ICS diverse Research Engagement Network is awarded £150,000 in NHS funding
The Bristol, North Somerset and South Gloucestershire Integrated Care System (ICS) has received funding for the second phase of the Research Engagement Network (REN) programme by NHS England.
Our local Research Engagement Network, which has been led by Caafi Health, has been awarded £150,000 to further develop its ambition to create trusted relationships between health and care organisations and people within ethnically diverse communities to further enhance the benefits communities receive from involvement in research.
The programme is a collaboration led by voluntary, charitable and social enterprise organisations across the Bristol, North Somerset and South Gloucestershire area and supported by Bristol Health Partners. Evaluation is being developed by the National Institute for Health and Care Applied Research Collaboration West (NIHR ARC West).
As part of the first phase, the programme recruited Health Research Ambassadors from diverse communities across Bristol to assist with engaging with local people to establish their health needs and determine where health and care could be improved, developed or where further research could be explored.
The awarded funding will now be used to go towards increasing the programme’s reach to a range of communities in the region and facilitate research that matters to those communities. The second phase of the programme also aims to fund training for health care professionals on decreasing inequalities in health and care to improve outcomes for people who are from a marginalised background. It will also be used to develop a collaborative database where insights can be shared across ICS organisations to enhance research knowledge sharing.
Bristol, North Somerset and South Gloucestershire ICB Research Manager, Paul Roy, said:
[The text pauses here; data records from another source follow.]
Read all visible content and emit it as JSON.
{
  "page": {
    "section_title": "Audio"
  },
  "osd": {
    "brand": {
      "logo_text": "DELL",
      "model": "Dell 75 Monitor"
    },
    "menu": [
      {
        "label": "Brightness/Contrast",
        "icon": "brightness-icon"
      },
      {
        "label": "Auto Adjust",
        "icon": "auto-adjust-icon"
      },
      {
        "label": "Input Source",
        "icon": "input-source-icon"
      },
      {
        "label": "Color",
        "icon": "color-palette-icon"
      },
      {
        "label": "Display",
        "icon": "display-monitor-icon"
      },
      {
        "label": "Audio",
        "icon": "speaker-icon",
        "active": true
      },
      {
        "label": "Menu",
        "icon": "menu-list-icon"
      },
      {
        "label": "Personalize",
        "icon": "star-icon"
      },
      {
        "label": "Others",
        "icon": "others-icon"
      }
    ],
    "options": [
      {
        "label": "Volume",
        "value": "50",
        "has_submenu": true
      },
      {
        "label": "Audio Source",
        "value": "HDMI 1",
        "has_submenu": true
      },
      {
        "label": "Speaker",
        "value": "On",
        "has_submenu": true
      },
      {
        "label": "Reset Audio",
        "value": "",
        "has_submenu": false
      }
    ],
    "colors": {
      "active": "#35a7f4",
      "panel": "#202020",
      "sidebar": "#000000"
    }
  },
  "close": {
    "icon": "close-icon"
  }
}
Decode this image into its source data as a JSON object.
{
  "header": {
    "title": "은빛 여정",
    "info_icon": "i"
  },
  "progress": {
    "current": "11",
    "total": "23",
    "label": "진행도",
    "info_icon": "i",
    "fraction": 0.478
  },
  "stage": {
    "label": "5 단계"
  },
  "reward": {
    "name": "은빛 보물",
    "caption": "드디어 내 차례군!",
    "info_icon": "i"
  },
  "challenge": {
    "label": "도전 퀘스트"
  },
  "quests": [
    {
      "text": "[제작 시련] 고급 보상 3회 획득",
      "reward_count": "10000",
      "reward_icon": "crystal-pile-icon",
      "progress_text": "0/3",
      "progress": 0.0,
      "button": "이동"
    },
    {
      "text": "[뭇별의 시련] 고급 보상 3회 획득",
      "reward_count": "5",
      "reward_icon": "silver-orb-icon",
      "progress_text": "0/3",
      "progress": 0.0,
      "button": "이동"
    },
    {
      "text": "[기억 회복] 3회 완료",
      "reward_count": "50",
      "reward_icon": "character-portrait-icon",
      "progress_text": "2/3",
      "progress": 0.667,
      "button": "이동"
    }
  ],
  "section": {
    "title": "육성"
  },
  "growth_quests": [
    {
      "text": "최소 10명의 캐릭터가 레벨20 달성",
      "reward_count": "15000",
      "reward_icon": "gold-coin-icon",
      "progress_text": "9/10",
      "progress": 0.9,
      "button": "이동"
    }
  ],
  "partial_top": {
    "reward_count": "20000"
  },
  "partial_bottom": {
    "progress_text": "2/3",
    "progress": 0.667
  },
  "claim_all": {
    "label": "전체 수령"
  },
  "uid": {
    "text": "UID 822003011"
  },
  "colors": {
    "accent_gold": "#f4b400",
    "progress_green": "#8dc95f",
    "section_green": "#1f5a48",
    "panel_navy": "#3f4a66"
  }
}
“We are delighted to receive this funding to further enhance the programme, increasing our ability to work collaboratively as an ICS to reach ethnically diverse communities.
“The Research Engagement Network programme aims to learn about people’s health needs and gain insights into what people need from our health and care services, as well as building a system of knowledge sharing so we can improve and develop services accordingly. I am pleased to be a part of this work.”
“By having one database that is accessible to all organisations in our ICS, we can spread what we know about our local population and their health. This also helps us be more productive and ensure research is addressing different aspects of health and care instead of duplicating what data we already have.”
Network members representing communities and organisations have welcomed the opportunity to enhance the programme.
Public Contributor and Community Advocate, Primrose Granville, said:
“Change is uncomfortable yet inevitable, in a world full of innovation. Working with Bristol Health Partners on the establishment of a diverse research network project has been an amazing experience. From listening to concerns raised about health equity, to doing everything possible to make it happen, Bristol Health Partners has demonstrated what working together should be. From engagement with public contributors, researchers, clinicians and partners, the journey has been most productive and beneficial for the Bristol, North Somerset and South Gloucestershire Integrated Care Board.”
Jean Smith, from Nilaari, said:
“After feeling unsure that anything will really change, now some months on I really believe I’m journeying with folks that listen and are determined do things differently.”
Huda Hajinur and Asha Mohamed, at Caafi Health, said:
“We believe those most impacted by health inequities should have a say in how their research data are collected and interpreted, and that communities should play a leading role identifying their own health challenges and developing solution through research.
“Through the REN project we acknowledge that the roots of inequities are tied to a legacy of historical trauma in communities. We recognise that solutions to health research inequities can often be found within the strength and resilience of communities. We also recognise that research health equity cannot be achieved without naming the impacts of structural racism and working toward racial equity. Leading with race allows us to understand the health of all communities more clearly across Bristol, North Somerset and South Gloucestershire. Working as part of network of leadership through the REN has been a unique and positive experience that can shape the future how research is conducted.”
Aaruni Suresh, also from Caafi Health, added:
“It has been an absolute pleasure to meet these incredible individuals and be a part of this project team. Everyone has been incredibly helpful and supportive, making this experience great. I am confident that this project will bring communities and researchers closer together, ultimately leading to a brighter and healthier future.”